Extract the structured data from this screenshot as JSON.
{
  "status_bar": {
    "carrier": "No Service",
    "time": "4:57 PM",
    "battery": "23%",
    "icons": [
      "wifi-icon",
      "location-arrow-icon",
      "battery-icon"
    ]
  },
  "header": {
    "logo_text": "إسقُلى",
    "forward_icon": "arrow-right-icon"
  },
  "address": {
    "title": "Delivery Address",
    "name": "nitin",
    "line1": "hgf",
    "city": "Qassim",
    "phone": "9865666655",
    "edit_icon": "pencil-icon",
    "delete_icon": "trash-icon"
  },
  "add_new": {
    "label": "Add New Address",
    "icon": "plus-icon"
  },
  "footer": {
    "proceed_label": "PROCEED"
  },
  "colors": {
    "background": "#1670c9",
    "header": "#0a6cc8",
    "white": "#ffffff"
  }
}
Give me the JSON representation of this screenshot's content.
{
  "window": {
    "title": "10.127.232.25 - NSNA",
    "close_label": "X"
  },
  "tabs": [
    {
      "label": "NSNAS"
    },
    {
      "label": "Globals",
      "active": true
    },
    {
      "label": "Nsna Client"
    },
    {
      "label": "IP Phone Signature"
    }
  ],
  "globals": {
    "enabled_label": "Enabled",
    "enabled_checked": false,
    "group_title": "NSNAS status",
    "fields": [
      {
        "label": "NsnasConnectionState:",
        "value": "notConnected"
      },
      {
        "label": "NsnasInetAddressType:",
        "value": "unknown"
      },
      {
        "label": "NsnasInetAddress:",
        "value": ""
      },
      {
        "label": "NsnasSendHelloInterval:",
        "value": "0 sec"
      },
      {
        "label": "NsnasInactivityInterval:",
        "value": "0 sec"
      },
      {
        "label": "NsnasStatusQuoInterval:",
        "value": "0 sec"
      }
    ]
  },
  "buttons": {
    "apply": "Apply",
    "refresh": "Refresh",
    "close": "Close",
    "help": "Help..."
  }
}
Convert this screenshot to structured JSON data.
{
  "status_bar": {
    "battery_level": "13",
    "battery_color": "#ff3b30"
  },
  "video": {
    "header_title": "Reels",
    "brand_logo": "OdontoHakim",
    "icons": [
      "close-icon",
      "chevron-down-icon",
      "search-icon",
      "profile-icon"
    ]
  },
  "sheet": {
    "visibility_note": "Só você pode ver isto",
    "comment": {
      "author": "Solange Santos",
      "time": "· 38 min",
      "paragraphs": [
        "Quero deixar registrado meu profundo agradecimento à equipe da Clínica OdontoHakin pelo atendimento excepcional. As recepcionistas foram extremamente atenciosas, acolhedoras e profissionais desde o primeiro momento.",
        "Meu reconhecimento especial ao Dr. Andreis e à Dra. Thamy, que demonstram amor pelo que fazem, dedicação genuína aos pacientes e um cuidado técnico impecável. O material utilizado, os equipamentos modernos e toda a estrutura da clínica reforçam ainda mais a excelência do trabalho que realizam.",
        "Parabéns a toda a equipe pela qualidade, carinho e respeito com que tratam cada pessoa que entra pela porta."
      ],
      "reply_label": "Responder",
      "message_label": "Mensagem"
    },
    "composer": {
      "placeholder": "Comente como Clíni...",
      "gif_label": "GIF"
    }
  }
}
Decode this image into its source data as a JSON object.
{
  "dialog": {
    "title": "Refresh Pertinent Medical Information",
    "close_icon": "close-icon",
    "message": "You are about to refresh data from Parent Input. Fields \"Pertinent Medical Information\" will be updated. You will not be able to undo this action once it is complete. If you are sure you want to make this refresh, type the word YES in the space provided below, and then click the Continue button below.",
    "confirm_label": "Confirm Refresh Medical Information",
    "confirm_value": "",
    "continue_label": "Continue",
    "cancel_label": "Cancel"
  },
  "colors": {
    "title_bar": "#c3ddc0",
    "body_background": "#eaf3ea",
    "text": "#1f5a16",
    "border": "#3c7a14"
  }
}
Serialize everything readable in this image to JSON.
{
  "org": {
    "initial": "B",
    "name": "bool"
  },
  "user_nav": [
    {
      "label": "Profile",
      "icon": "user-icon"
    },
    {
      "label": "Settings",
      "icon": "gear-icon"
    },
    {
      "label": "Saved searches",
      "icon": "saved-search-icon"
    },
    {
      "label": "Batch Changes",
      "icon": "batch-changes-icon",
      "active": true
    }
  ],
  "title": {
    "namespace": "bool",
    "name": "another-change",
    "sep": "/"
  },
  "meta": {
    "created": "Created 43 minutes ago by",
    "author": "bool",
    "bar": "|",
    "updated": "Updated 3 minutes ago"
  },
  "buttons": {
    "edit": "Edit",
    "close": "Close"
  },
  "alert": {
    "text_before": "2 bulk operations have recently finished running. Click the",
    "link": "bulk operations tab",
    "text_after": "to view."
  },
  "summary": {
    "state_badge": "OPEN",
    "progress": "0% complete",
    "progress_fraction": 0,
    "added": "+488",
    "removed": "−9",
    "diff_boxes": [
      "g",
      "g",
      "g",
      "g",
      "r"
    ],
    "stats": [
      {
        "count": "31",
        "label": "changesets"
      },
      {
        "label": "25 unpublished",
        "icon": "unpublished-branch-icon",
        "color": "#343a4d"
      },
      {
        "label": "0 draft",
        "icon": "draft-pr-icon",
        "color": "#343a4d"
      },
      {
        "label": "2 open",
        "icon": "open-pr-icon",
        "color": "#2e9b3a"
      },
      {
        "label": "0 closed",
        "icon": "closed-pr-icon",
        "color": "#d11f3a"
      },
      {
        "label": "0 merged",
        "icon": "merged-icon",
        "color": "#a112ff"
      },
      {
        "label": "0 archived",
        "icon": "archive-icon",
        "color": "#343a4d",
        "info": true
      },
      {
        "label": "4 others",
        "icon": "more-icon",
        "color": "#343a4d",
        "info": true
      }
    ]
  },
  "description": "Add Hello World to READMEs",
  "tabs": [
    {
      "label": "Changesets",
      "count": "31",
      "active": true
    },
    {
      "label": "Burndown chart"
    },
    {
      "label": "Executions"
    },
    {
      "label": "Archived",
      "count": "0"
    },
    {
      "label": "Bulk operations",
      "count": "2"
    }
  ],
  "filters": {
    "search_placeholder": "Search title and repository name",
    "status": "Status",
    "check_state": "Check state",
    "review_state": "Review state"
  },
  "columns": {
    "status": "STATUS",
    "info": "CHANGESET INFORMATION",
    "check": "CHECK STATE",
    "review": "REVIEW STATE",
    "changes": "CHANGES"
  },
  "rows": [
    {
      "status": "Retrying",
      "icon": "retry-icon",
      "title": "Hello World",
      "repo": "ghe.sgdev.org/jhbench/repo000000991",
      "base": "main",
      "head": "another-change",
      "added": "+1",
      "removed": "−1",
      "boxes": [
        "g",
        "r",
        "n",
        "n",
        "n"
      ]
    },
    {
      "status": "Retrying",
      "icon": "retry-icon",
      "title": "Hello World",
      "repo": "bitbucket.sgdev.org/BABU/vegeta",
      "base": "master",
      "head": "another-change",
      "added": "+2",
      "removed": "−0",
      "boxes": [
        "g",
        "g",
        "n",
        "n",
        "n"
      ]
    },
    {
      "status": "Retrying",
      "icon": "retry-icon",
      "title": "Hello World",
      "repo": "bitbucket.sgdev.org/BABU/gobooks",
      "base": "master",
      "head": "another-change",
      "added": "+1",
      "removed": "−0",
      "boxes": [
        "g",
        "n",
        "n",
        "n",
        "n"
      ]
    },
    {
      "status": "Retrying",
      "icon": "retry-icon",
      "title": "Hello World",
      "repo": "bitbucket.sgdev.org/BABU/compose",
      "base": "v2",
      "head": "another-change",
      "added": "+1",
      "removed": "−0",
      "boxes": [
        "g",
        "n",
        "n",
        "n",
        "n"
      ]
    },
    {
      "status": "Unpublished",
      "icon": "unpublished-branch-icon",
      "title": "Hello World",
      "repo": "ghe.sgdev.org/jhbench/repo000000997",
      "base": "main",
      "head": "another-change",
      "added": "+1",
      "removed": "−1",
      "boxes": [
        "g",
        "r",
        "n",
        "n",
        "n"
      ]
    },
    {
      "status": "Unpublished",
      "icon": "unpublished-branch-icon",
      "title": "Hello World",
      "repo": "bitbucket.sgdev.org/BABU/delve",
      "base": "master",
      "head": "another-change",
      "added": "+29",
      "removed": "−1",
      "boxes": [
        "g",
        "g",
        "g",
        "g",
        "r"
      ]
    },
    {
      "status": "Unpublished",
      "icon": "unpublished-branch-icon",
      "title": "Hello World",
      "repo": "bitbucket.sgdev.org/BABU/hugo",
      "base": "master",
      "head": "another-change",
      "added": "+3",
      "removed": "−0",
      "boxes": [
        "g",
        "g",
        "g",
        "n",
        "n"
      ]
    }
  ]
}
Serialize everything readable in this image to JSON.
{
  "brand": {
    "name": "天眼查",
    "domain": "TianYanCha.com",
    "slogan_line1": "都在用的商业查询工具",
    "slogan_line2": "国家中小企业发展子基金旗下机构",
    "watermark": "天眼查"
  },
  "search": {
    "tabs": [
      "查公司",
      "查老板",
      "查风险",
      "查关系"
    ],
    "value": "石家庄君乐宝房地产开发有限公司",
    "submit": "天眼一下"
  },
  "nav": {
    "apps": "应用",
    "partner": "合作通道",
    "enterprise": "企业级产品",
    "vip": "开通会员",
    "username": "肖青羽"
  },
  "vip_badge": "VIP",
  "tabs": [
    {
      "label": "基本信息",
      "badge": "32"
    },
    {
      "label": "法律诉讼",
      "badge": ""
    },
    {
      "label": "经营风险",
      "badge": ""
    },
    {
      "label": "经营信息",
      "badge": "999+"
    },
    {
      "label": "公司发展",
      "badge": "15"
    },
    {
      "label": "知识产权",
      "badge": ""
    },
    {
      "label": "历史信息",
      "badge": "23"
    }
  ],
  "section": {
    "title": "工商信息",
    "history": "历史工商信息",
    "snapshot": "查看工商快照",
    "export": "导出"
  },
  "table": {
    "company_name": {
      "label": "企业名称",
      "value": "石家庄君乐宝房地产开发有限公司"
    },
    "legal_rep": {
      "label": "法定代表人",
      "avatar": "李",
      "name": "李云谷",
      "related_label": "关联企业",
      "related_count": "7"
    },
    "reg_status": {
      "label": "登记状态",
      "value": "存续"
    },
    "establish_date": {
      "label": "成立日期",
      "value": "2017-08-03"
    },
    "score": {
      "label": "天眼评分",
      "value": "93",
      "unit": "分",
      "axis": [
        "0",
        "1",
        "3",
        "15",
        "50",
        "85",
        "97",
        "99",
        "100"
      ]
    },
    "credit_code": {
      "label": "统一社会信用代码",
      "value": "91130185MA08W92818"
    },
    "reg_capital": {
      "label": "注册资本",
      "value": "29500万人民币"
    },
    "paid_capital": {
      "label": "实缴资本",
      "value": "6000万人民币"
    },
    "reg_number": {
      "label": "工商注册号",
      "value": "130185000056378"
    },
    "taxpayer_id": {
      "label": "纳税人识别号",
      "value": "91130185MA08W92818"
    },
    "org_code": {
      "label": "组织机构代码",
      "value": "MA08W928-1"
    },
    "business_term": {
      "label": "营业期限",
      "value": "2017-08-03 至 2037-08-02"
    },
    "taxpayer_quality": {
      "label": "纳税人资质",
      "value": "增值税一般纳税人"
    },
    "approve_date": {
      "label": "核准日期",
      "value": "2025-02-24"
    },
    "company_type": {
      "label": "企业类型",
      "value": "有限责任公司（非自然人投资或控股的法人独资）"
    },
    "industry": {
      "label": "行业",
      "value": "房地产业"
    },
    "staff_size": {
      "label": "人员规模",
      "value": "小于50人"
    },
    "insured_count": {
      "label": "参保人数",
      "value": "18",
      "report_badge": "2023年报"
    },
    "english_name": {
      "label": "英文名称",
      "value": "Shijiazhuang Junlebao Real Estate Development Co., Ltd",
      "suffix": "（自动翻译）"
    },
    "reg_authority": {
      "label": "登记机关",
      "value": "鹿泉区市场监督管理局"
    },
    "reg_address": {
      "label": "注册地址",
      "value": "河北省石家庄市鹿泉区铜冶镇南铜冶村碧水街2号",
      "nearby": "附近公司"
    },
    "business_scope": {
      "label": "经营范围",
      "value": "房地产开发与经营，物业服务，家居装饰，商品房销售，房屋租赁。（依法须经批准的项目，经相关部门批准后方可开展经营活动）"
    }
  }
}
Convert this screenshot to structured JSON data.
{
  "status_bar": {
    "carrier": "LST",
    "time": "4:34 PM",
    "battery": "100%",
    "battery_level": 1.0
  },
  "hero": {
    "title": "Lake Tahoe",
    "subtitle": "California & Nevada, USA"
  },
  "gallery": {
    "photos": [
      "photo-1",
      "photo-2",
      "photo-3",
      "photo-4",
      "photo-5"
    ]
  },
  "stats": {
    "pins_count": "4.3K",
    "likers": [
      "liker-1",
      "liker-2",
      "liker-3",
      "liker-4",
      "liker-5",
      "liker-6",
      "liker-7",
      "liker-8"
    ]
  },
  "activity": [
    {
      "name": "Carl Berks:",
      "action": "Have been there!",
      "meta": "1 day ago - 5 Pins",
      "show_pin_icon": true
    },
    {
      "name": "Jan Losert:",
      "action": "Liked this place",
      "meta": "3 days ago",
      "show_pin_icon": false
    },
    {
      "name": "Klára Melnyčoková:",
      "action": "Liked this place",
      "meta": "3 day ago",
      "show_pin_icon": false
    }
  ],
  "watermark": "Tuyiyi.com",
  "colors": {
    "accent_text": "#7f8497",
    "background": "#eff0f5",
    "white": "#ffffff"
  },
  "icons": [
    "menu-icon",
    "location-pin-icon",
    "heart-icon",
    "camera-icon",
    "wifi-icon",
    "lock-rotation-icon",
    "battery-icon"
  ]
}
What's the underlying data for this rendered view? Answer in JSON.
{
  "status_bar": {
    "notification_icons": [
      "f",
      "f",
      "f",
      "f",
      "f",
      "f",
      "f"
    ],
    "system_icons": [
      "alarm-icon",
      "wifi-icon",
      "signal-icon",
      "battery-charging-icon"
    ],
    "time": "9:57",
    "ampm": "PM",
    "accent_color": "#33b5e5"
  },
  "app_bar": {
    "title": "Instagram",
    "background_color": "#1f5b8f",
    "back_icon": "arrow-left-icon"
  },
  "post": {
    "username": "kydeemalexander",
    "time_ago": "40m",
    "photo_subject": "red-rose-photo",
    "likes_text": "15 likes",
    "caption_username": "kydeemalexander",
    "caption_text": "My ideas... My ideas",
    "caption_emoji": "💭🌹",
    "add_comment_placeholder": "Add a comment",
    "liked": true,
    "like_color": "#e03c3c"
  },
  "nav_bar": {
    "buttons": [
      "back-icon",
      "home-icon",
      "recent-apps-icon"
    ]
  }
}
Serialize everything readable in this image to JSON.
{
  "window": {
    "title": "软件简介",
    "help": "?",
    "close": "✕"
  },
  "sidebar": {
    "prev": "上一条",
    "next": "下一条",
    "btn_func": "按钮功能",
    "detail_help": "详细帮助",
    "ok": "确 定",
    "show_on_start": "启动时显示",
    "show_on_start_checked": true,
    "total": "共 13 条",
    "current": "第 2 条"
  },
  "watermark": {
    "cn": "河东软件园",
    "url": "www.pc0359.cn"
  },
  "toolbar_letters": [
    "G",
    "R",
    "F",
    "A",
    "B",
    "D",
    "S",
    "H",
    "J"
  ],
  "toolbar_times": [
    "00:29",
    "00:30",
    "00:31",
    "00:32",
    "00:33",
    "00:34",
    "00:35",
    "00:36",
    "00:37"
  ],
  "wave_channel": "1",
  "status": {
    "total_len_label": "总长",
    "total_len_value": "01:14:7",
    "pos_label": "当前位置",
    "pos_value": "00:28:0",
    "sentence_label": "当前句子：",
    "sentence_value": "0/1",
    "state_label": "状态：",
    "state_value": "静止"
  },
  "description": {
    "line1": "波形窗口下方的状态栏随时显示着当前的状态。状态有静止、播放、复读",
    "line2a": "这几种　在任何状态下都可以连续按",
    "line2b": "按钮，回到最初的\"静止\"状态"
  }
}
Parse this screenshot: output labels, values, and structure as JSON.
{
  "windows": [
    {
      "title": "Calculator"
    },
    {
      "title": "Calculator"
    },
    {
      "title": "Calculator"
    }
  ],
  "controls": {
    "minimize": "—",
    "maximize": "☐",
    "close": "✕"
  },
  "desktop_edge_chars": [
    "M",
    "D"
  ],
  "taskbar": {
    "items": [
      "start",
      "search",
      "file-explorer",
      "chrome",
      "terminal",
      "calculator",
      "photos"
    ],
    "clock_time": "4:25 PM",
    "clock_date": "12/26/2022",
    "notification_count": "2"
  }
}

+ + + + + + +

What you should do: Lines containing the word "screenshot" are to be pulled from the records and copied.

Response box:
Extract the structured data from this screenshot as JSON.
Give me the JSON representation of this screenshot's content.
Convert this screenshot to structured JSON data.
Convert this screenshot to structured JSON data.
Parse this screenshot: output labels, values, and structure as JSON.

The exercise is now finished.